The commission briefly discussed alternatives to taking the trees out, including underground aeration of the trees’ roots, with Hart and Birmingham Director of Public Services Lauren Wood. It was determined that any efforts would be temporary, and for safety purposes, the trees should come down.
“I think the writing is on the wall, and I don’t see any reason to try and save a dying tree,” said Commissioner Tom McDaniel during the meeting. “It’s time to say goodbye, sadly.”
After the April 3 meeting, Wood said that J.H. Hart was waiting until the weather cleared enough to allow the work. On Wednesday, Mother Nature provided such a day, and both trees were gone and the area cleaned up by 11:30 a.m. The project cost the city $600.
“It probably took under three hours,” said Wood. “The good news is that, now, there’s more room for potential additional play equipment. With sad news sometimes comes good news.”
The commission also discussed the potential to put a commemorative plaque where the climbing tree — used for years as the city’s Christmas tree — once stood.
Birmingham resident Shirin Ulrich took her kids to Shain Park that afternoon for the first time since before the winter set in. She said it was her 9-year-old twins, Aydin and Sophia, who first noticed the missing playground staple.
“I didn’t even realize it. Then my kids ran up to me and said, ‘Where’s the tree?’” said Ulrich.
She said that her kids played on the tree often, after the family walked from Baldwin Public Library over to the park to play.
“It was a good climbing tree,” she said.

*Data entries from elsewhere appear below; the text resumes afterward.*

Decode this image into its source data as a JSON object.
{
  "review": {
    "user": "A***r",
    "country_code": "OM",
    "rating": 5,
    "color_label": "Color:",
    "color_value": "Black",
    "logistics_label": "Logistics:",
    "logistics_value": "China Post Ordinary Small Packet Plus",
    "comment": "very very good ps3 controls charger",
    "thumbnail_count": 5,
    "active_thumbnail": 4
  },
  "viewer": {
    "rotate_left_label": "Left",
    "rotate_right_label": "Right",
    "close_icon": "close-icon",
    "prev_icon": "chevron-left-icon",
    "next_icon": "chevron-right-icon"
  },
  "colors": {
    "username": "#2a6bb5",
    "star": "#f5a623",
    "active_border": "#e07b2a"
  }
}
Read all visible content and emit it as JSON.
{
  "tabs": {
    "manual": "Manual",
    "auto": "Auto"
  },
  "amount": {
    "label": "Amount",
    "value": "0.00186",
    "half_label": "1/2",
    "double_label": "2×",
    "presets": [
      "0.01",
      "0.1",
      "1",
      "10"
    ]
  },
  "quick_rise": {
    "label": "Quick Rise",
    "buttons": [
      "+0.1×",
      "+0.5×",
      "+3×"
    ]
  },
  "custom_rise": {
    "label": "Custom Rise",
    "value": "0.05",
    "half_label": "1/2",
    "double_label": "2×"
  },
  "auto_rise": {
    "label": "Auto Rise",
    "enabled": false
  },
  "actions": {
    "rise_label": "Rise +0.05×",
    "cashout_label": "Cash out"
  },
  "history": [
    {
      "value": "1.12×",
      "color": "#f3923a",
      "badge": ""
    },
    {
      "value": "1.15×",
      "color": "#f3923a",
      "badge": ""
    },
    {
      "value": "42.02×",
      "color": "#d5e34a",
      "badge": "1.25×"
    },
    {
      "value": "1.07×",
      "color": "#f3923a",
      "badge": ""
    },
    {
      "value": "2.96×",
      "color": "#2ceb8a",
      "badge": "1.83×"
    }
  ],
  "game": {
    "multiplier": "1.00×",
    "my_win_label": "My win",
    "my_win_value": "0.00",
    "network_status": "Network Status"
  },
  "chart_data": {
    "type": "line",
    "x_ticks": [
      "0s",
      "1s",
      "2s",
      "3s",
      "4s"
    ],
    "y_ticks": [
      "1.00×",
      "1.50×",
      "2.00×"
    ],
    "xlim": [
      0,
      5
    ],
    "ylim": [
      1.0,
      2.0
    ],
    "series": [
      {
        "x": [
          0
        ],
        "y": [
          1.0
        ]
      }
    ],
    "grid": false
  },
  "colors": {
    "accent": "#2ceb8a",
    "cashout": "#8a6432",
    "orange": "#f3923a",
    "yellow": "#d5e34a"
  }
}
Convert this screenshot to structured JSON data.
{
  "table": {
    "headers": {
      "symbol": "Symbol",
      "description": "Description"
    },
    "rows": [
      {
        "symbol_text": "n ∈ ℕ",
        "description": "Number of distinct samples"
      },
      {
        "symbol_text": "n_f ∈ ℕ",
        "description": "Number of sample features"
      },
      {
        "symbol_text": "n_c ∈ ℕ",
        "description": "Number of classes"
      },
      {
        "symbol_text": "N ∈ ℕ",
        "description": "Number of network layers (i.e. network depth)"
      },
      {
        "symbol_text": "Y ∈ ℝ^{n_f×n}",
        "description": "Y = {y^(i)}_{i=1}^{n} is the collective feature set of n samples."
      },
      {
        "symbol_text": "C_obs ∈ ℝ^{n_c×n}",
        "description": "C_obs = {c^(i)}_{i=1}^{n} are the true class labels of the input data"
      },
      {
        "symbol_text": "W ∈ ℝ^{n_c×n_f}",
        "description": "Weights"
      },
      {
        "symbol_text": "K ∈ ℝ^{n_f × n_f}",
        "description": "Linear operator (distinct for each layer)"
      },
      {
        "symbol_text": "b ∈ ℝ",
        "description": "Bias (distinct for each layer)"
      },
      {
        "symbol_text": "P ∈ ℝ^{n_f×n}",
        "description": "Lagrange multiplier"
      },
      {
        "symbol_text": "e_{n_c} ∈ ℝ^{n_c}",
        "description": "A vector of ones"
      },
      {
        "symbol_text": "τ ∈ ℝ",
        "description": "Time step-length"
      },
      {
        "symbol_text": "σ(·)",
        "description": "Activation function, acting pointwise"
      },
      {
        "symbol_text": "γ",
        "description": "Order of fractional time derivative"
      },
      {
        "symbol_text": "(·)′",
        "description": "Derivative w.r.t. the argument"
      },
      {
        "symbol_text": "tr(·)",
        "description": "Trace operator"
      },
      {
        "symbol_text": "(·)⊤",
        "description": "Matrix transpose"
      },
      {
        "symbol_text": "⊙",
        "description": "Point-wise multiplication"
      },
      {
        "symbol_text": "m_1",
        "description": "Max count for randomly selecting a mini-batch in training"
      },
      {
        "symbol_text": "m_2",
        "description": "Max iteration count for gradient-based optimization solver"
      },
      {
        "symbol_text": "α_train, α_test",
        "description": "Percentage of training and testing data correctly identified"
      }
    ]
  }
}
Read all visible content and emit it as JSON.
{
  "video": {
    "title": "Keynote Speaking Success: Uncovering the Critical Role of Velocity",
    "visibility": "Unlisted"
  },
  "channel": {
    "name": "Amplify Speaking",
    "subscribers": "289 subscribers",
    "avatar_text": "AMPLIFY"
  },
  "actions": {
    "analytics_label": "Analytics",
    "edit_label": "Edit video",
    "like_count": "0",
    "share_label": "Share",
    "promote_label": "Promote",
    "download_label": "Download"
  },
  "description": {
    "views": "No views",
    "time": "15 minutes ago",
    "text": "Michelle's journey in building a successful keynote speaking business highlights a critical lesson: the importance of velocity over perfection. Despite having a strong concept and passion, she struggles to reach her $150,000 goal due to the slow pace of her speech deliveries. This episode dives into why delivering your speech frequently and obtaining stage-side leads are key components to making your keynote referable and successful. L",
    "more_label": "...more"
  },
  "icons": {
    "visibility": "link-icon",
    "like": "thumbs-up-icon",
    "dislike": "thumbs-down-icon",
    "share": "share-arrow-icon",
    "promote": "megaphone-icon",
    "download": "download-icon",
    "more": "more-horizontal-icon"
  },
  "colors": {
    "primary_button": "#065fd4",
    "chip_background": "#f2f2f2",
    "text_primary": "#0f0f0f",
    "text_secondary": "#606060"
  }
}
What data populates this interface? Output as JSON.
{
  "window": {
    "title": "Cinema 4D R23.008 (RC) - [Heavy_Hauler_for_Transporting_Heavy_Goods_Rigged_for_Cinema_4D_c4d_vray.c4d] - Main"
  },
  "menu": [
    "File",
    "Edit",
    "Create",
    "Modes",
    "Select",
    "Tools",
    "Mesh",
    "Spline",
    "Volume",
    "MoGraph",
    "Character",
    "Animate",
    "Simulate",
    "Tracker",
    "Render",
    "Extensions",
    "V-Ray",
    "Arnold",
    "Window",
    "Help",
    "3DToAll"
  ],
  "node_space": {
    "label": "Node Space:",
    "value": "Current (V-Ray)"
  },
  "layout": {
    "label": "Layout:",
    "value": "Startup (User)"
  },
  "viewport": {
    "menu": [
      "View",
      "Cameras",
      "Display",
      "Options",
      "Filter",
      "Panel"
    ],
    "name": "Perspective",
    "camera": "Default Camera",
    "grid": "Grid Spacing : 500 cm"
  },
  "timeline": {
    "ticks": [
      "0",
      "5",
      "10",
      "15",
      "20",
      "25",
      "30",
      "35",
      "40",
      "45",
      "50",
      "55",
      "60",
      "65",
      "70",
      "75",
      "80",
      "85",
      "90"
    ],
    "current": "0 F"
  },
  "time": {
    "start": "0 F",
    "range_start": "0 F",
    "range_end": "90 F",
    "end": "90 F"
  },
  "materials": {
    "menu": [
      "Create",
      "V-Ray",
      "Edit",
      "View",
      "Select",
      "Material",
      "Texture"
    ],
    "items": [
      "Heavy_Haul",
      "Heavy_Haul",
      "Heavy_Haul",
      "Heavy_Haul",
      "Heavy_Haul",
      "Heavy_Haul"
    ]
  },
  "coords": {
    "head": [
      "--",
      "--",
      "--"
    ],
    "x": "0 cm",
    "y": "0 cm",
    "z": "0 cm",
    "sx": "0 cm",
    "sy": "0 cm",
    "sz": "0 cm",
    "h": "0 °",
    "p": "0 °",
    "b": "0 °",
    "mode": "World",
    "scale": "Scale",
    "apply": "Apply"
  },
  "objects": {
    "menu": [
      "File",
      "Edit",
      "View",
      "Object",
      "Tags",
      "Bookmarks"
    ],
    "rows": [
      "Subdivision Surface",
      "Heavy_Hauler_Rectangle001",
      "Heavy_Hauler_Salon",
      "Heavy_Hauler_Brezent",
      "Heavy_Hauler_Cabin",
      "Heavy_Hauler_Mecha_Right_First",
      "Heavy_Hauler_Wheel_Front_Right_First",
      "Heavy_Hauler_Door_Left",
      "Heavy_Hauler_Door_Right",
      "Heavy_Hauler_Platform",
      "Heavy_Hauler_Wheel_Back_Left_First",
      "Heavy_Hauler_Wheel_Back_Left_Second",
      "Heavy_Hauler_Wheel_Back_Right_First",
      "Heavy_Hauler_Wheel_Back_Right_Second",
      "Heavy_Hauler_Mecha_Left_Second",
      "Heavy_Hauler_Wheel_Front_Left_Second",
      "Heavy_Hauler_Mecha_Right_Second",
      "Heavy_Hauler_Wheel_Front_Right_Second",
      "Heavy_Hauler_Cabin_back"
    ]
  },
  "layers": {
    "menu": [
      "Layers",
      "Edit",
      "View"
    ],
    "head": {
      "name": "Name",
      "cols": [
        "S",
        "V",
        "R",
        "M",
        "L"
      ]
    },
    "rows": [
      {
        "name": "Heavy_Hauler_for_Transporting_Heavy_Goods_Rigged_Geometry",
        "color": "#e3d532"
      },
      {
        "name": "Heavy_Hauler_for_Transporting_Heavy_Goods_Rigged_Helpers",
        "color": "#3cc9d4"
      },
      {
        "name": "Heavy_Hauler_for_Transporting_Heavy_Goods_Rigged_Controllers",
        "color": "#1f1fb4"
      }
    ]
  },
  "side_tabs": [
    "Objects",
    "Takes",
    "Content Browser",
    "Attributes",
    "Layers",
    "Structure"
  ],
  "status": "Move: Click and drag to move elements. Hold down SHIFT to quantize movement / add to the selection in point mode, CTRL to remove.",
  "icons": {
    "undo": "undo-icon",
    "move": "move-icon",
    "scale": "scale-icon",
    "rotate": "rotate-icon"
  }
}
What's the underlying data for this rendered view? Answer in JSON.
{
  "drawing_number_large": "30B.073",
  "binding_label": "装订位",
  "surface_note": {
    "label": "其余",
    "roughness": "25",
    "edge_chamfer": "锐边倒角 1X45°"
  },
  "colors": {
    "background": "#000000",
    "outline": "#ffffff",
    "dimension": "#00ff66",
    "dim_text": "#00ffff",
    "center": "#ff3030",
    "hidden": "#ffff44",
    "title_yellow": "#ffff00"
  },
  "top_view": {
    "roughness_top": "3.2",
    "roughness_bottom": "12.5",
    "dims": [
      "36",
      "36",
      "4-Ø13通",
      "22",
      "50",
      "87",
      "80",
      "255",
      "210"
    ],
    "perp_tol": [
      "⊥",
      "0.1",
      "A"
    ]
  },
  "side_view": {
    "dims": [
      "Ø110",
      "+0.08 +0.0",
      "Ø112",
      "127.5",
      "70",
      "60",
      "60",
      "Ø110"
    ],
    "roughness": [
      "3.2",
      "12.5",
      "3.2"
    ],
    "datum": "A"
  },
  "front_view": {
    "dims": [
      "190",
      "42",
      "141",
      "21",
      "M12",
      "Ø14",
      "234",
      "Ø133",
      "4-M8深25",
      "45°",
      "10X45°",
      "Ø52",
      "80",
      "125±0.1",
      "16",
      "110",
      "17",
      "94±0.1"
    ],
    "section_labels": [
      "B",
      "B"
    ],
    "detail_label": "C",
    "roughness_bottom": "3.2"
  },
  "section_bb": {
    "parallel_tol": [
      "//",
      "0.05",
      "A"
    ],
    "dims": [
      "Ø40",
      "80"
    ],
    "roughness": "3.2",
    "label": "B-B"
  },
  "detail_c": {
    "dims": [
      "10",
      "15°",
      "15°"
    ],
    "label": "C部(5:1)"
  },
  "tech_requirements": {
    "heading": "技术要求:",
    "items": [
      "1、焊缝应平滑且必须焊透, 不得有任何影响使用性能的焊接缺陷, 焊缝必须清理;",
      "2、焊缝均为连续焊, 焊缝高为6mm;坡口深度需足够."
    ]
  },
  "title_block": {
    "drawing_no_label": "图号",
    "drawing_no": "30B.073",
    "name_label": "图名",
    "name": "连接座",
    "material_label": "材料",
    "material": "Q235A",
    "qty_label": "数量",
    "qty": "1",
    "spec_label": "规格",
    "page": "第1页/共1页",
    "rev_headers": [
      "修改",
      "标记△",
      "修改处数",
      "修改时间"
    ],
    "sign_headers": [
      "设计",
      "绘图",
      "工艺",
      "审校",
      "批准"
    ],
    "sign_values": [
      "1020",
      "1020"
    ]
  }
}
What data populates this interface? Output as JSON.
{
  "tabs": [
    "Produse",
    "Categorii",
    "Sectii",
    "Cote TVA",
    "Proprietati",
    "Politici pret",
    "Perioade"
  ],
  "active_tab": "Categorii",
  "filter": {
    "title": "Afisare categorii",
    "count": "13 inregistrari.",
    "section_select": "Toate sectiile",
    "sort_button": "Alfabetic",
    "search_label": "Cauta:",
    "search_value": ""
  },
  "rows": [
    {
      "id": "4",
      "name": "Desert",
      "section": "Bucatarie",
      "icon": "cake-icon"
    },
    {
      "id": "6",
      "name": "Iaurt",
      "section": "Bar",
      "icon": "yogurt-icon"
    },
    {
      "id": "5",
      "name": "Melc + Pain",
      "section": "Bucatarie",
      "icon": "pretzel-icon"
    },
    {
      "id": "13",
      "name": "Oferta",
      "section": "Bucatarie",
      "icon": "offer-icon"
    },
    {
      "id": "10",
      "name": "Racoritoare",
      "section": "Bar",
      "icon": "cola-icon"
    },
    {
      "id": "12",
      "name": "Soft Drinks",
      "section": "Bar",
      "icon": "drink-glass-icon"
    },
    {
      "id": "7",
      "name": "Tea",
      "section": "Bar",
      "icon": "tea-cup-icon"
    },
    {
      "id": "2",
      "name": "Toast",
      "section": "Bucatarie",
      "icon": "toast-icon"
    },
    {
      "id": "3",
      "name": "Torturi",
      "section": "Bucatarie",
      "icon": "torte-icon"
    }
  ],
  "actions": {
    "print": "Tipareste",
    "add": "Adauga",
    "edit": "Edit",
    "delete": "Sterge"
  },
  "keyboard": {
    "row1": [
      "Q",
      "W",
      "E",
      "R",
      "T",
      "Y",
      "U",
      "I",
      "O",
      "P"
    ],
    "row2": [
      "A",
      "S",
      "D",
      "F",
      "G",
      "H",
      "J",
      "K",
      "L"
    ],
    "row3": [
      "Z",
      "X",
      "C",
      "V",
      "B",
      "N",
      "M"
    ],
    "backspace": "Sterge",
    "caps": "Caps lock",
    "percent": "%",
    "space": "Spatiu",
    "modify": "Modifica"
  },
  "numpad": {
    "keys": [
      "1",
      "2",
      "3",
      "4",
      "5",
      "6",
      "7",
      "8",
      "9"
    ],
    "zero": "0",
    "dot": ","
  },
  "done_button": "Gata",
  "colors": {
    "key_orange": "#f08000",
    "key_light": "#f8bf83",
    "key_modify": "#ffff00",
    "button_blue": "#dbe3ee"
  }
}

Do you have a favorite memory with the climbing tree in Shain Park? Tell us about it on our wall at Facebook.com/BirminghamBloomfieldEagle.